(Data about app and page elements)
===============
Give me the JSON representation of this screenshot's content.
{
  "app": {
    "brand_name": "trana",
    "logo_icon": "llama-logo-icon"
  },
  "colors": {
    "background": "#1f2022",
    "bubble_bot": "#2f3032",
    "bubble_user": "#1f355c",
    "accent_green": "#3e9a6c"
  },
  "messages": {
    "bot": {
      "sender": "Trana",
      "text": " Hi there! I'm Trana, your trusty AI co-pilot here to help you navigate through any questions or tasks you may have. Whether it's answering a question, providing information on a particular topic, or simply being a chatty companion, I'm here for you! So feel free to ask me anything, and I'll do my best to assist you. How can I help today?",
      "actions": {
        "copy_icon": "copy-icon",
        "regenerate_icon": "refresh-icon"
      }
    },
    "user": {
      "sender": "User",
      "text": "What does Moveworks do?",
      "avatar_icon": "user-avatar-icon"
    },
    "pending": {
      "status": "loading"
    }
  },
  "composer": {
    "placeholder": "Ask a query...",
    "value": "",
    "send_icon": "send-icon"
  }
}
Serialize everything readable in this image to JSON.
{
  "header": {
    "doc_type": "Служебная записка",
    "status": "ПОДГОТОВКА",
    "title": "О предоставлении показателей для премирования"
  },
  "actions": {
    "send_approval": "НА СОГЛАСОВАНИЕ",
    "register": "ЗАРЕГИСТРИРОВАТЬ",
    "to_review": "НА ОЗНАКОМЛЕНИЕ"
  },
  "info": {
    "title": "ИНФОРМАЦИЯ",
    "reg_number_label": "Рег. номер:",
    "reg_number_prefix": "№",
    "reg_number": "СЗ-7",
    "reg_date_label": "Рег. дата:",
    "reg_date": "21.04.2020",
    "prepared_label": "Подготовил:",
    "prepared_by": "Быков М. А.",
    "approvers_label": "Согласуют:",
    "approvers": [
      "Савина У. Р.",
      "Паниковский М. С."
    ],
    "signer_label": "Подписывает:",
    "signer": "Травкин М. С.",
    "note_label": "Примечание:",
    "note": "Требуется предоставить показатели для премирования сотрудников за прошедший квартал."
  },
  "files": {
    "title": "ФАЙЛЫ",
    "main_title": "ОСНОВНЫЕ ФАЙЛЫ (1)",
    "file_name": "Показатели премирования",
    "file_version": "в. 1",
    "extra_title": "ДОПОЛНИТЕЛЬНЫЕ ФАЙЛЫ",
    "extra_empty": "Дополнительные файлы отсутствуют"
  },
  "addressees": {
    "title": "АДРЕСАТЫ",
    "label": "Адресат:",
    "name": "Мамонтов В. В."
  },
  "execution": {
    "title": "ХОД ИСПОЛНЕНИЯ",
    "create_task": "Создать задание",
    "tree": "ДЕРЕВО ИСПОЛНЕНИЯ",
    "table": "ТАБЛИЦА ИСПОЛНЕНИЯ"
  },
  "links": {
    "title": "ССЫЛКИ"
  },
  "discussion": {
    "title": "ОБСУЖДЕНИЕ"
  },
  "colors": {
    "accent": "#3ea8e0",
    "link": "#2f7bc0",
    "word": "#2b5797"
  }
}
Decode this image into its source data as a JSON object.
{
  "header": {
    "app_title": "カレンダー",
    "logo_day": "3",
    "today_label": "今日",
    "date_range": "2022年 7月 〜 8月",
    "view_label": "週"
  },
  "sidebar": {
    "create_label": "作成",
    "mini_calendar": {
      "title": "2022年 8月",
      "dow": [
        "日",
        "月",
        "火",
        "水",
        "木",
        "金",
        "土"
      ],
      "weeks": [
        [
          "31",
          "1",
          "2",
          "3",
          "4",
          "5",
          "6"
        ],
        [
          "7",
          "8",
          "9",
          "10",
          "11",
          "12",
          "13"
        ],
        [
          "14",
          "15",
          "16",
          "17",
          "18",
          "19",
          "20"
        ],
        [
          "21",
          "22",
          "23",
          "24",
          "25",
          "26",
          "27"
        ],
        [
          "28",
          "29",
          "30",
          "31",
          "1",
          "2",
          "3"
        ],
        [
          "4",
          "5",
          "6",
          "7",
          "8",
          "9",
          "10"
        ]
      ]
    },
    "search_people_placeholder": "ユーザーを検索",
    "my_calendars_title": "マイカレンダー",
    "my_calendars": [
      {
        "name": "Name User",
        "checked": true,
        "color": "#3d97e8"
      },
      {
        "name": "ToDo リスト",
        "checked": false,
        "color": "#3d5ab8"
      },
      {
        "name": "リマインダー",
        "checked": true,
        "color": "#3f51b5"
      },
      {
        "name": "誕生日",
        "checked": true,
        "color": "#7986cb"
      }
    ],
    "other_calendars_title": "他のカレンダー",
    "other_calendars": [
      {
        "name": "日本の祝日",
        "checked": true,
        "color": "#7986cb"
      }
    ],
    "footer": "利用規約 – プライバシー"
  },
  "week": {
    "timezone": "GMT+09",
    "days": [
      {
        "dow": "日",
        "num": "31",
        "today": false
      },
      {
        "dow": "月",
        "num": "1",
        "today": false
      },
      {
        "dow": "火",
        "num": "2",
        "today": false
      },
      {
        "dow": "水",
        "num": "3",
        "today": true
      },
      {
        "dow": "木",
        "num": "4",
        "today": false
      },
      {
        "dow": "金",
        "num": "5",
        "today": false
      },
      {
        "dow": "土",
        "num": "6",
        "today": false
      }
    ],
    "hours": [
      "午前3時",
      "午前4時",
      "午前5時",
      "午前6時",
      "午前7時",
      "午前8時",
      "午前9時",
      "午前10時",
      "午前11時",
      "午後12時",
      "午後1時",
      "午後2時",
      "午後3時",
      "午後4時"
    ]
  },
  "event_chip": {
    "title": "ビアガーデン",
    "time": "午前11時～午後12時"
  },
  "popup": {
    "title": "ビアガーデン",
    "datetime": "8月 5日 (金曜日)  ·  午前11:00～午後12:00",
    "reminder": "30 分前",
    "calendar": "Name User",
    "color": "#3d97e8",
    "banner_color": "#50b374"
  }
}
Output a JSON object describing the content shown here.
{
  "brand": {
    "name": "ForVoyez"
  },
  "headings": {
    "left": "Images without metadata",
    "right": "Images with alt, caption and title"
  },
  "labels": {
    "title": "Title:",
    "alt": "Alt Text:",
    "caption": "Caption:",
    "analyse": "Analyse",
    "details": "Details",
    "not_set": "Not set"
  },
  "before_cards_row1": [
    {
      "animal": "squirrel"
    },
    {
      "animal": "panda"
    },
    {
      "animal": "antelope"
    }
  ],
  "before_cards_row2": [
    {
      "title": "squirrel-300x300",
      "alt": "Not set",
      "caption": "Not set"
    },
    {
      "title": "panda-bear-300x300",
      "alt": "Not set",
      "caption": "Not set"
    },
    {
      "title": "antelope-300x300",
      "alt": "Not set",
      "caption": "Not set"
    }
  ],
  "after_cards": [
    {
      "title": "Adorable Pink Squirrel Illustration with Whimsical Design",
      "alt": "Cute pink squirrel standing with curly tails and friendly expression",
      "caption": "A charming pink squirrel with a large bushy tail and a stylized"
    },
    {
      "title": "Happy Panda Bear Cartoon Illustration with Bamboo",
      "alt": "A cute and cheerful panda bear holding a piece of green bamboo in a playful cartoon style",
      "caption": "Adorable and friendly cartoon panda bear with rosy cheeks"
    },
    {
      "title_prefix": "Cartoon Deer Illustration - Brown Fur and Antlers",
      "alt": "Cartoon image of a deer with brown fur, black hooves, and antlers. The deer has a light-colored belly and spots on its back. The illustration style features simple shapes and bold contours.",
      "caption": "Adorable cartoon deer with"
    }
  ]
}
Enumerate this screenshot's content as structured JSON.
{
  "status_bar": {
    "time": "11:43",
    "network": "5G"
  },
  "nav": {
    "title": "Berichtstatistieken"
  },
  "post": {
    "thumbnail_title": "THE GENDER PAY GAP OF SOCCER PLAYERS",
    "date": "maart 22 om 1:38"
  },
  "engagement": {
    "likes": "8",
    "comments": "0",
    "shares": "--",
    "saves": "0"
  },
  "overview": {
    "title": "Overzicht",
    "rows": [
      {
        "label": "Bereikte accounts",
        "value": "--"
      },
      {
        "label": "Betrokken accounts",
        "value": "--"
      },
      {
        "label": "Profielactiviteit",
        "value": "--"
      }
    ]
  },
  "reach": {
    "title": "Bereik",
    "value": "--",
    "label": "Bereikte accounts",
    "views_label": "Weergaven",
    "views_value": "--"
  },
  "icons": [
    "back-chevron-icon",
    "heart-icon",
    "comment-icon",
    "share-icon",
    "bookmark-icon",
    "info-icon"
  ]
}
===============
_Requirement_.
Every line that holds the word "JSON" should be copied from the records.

_Solution below_.
Give me the JSON representation of this screenshot's content.
Serialize everything readable in this image to JSON.
Decode this image into its source data as a JSON object.
Output a JSON object describing the content shown here.
Enumerate this screenshot's content as structured JSON.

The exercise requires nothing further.